It is not a sensational exposé and it is certainly not a throw-away political book. Gartenstein-Ross' details his journey in an understated and soft-spoken manner, which engages the reader extraordinarily well, and he approaches the people who ultimately led him down the path to radicalization in a non-judgmental fashion. He also approaches the religion of Islam in a manner that devout Muslims can appreciate and non-Muslims can understand.
While the scope of the book is limited to Gartenstein-Ross' personal experience, it provides insight into the radicalization process and provides a personal context with which to understand what others - Western and non-Western alike - found attractive in radical Islam.
All in all, highly recommended.
More importantly, I saw the book as a very deep and personal description of one man's struggle to find religious conviction. I was captivated by Daveed's journey and how his employers and those associated with them used religion as justification for preaching hatred and animosity. In my opinion, one thing that is generally misunderstood about the war on terror is that the enemy we face is different than any we have ever faced. The enemies that we are fighting derive their inspiration from their God, not from human leaders. Thus, theological arguments can be crafted into indisputable orders. The book does a fantastic job of revealing this point.
Daveed captures his struggles with a very well-written and thought-provoking narrative. I would highly recommend this book to anyone who is looking to understand the theological allure of radical Islam and how threatening radical interpretations of Islam can be. Islam itself is not the problem; instead the problem and threat we face rests in those who twist their faith in a radical way, calling for the death of man-made governments and the death of any person who doesn't believe in their aggressors' version of Islam.
Most Recent Customer Reviews
The title of the book might be a little misleading. The author didn't exactly spend a year inside a radical Islamic sect. Read morePublished 17 months ago by Alex Underwood
Lost soul. Intelligent but no common sense. Painful to read religious analysis. He tries to analyse intellectually but it's all based on belief which cannot be analyzed. Read morePublished on July 8, 2013 by Smiley
I'm a Christian, so if I want to read books on Christianity, I certainly don't select a title like "My Year Inside Radical Islam". Read morePublished on March 10, 2013 by Buddy's Pop
I highly recommend this book. Easy to read, candid and thought provoking.
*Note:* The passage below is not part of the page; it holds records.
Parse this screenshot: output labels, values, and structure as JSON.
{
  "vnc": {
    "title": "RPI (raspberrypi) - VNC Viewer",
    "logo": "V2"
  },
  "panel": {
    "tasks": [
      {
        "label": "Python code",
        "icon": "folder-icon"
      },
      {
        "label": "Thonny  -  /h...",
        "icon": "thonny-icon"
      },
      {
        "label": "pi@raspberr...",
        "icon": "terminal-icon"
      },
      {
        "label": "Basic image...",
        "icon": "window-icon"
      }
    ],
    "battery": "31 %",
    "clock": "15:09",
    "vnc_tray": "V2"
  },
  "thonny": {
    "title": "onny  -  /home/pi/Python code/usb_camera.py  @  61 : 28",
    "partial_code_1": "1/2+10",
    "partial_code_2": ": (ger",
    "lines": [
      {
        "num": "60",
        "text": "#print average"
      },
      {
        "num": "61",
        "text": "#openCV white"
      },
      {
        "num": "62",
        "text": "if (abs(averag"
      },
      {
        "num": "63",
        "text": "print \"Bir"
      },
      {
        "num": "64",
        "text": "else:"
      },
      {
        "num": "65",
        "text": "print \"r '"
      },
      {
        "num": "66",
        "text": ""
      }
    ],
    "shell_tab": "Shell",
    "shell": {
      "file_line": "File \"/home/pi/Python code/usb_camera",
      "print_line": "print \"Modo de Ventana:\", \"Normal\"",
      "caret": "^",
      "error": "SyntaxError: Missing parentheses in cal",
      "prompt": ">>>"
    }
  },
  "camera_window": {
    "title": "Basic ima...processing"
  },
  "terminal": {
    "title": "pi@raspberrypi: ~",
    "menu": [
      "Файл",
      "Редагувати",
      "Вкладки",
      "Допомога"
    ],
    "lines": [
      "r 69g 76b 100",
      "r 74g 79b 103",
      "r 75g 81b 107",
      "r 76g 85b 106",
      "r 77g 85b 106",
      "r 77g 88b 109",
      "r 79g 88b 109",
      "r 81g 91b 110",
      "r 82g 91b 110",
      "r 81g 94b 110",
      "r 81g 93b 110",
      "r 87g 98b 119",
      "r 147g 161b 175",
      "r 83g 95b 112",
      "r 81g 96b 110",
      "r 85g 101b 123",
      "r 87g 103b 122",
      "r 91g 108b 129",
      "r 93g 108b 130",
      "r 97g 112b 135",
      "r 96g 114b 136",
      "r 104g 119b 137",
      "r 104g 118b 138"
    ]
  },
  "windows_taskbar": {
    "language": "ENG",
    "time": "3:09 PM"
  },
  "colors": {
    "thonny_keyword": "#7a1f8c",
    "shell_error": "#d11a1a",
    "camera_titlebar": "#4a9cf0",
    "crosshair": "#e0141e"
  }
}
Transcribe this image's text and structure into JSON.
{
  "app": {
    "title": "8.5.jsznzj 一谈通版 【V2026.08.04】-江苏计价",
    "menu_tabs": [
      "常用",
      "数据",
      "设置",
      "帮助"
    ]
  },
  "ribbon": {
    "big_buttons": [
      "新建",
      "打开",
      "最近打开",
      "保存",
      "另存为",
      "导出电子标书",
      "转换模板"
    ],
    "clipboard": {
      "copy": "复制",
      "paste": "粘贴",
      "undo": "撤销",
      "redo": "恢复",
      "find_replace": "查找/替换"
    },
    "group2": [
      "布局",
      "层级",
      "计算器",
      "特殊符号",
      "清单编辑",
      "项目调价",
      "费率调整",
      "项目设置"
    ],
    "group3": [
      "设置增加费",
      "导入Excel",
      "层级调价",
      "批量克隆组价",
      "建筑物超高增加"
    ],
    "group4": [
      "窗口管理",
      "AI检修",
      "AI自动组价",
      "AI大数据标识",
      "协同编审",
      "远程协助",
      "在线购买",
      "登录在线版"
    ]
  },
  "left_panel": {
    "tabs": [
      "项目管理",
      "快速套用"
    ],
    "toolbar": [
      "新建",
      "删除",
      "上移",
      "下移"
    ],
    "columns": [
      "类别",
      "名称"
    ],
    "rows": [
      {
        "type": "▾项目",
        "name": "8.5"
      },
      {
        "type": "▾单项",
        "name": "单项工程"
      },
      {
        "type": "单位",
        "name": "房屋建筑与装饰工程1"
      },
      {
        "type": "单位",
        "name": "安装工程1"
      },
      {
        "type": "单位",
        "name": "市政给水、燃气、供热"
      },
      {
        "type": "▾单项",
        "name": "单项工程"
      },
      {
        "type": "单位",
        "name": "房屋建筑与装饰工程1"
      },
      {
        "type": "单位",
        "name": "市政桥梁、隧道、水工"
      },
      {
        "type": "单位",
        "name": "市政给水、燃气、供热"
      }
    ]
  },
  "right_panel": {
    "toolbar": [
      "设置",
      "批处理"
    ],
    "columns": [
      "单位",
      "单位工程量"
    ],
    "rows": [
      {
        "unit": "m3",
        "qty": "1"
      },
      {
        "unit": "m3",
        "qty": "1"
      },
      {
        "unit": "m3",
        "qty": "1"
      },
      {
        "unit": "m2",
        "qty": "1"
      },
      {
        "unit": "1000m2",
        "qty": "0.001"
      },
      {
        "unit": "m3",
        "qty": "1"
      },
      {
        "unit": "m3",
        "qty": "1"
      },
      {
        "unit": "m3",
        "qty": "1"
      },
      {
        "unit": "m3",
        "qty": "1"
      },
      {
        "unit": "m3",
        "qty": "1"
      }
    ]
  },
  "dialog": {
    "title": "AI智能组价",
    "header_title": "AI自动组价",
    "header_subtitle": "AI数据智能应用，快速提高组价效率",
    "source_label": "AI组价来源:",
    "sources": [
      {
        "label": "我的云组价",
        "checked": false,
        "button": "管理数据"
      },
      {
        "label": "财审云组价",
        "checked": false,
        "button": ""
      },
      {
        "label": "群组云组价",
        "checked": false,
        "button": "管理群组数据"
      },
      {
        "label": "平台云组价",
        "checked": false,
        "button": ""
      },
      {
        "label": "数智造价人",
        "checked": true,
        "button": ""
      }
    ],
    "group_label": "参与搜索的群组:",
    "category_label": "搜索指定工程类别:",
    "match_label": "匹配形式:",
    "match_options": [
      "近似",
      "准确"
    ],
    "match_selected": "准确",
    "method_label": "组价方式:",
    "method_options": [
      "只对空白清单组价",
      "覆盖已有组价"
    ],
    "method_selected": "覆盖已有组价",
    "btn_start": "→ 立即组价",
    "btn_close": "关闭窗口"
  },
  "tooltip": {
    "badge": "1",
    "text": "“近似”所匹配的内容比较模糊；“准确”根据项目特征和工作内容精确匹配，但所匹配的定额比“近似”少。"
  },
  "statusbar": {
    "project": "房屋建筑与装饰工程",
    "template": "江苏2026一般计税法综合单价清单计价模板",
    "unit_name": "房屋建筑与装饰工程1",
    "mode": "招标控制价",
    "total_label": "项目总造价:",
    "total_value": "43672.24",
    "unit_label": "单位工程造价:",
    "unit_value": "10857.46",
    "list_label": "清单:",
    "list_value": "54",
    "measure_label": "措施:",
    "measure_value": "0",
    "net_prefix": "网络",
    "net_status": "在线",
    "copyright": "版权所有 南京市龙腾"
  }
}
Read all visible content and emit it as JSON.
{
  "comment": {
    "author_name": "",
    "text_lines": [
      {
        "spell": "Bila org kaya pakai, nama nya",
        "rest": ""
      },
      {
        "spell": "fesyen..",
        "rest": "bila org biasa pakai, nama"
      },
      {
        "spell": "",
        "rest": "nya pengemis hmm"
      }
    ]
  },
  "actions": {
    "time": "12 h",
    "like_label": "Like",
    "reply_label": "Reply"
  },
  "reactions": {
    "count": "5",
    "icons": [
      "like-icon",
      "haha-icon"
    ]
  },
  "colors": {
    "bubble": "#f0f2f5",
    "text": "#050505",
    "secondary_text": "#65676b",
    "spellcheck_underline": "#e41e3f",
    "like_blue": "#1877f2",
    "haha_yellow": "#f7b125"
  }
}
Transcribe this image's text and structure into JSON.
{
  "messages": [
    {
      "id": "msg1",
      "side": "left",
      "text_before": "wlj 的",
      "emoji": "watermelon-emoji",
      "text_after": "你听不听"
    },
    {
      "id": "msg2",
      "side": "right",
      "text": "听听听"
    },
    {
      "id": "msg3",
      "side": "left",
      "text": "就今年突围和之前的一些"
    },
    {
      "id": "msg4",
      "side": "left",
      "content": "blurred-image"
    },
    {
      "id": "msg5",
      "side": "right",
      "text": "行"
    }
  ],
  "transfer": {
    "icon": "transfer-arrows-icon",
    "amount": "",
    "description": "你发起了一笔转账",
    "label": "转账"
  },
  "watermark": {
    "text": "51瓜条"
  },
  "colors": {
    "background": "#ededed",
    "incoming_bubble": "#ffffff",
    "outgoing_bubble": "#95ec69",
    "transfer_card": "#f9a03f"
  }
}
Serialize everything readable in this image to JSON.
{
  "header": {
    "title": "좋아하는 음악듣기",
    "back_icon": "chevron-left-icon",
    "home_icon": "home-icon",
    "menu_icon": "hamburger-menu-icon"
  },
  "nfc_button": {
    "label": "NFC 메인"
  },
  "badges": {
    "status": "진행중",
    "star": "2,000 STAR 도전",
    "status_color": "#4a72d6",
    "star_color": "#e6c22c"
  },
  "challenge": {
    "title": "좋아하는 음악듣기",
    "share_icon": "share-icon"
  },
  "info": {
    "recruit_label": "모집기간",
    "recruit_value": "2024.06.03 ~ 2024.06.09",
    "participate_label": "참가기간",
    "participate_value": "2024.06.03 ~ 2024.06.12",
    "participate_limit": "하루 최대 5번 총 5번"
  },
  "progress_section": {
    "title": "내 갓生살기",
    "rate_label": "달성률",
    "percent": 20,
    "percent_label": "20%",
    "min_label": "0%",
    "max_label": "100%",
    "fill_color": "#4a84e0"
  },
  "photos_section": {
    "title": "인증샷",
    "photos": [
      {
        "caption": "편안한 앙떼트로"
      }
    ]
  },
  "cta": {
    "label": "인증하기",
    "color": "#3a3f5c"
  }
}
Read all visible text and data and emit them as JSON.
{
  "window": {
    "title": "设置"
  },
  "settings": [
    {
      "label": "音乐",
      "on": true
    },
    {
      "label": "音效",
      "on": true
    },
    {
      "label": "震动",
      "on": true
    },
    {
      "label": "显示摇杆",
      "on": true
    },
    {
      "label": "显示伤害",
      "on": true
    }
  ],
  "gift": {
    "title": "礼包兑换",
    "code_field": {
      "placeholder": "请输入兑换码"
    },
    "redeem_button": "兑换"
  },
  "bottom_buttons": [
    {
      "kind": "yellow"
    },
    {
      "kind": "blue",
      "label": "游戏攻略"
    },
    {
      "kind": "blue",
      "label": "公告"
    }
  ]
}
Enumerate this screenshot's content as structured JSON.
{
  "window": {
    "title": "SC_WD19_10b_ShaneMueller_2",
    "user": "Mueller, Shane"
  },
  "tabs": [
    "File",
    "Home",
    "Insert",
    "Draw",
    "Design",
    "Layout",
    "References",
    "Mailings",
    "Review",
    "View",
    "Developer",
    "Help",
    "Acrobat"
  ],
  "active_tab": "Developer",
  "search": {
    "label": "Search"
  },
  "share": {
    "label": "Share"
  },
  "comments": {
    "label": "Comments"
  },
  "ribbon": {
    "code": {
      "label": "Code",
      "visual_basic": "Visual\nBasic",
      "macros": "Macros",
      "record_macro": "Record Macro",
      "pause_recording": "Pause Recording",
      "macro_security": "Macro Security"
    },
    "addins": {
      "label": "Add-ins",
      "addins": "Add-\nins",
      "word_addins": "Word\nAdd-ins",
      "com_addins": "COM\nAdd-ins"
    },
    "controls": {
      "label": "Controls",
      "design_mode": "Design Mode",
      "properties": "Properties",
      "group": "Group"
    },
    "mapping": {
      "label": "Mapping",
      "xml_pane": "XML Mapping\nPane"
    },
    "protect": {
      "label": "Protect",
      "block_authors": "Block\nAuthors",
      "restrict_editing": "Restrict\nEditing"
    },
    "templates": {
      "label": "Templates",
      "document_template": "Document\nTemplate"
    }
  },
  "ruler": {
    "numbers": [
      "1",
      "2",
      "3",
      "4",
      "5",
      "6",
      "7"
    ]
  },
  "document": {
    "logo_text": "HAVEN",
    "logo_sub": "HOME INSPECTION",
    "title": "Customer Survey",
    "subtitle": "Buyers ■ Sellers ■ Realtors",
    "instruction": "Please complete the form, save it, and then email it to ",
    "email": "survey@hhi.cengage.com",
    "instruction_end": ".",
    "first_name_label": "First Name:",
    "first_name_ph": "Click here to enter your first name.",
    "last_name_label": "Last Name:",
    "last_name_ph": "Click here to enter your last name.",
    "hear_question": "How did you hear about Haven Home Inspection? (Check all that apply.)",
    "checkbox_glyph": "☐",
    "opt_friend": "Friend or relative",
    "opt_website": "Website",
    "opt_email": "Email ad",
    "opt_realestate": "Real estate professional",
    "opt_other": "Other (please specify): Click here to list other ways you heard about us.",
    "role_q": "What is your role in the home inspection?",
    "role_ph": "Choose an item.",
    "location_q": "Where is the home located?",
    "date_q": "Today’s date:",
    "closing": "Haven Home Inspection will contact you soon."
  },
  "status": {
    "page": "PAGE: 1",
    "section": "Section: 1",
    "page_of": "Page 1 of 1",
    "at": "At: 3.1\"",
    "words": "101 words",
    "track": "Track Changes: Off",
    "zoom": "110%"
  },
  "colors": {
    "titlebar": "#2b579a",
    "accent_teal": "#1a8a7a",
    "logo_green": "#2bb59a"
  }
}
This book is certainly worth both time and money. Read morePublished on September 27, 2012 by reader
I have read many books on Islam and have enjoyed this one because of the author's perspective. I continue to wonder why someone would embrace Islam after reading the Koran and/or... Read morePublished on September 1, 2011 by Amazon Customer
Although the author flirted with radical islam, he was only able to speak of his experience, which to me was nothing major. Really more of a warning. Read morePublished on February 4, 2011 by The Professor
Daveed's conversion to Islam and slow radicalization is a classic scenario of cult absorption. He's attracted to Islam by a Left wing friend at Wake Forest, and paradoxically his... Read morePublished on November 12, 2009 by J. Dooley
The author was brought up in the hippie enclave of Ashland, Oregon, by liberal Jewish parents who followed the New Age philosophy of Joel Goldsmith. Read morePublished on March 10, 2009 by Midasin
The author, Daveed Gartenstein-Ross, mentioned in "My Year Inside
Radical Islam" that, at one point, he was mildly embarrassed when
he had to explain his religious... Read more